Your dad will receive Medicare in about 2 yrs., if he lives that long. Hopefully, he will get the transplant he needs.
Thank you, Hoping. I have been given more than one chance to live when I shouldn't really be here, so this is my way of giving back. I don't have the energy to go volunteer in person somewhere.
Perhaps by the end of 6 mos. in AA, your dad will start to actually enjoy it and want what the others with long-term sobriety have: Comfortable in his own skin, a feeling of serenity, peace, and gratitude, and a sense of humor, among many gifts that the program gives us. Otherwise, he is just "putting the plug in the jug" and will be miserable, angry, bitter, and not very much fun to be around. He does have to get out all those emotions he is feeling right now, which are likely fear, anger, and resentment that he has lost his best friend (the bottle.)
There's not a lot that you can do for him. He is the one who has to do it. Does he have a copy of "The Big Book" of Alcoholics Anonymous? If not, make sure he gets one. They sell them at AA clubs or you can even get one online (do a search for Alcoholics Anonymous or just get it at Amazon.com.) He should also get a copy of 12 Steps and 12 Traditions, which goes into detail about the steps and traditions. Just casually put one down somewhere that he will see it. He might have a fit about it, but he may also be curious and start reading.
Hello and Welcome,

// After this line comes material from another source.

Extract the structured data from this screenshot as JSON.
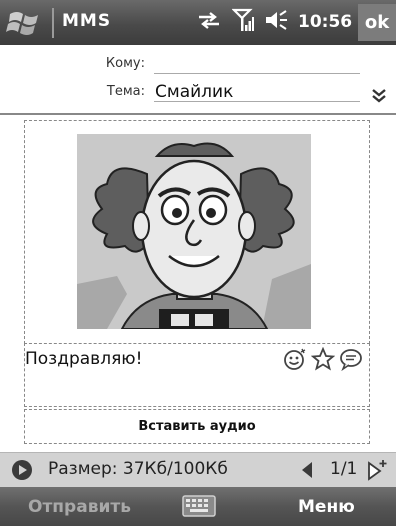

I am new to the forum, so I have no advice on living with end stage alcoholic cirrhosis (I was diagnosed earlier this summer and have moved in with mother to give me assistance and support, thank God)...It took me a long time to admit it; I have been a heay drinker for 15 years and am only 35, but as you and my mother realize now is that alcoholics can become very crafy when concealing their drinking. No more of that for me; I am trying to learn how to walk again and am not sure if or when I will need to require a transplant. i start AA and Al-Anon next week and well see from there,
Best wishes for your family,
Ring of Fire 42
SadGrandma, you may have to travel to a clinic that accepts Medicaid. I know that Shands in Gainesville and Jacksonville accepts Medicaid (and also patients with no insurance), but you must be a county (or state, can't remember which) resident for 6 mos. See if you can find a hepatologist in one of the larger cities near you. You don't necessarily need a liver clinic at this point, but should be followed by a hepatologist or, at the least, a GI doc.
Since you picked up an older thread, it might be better for you to start a New Topic to introduce yourself and your situation. You will get more replies that way.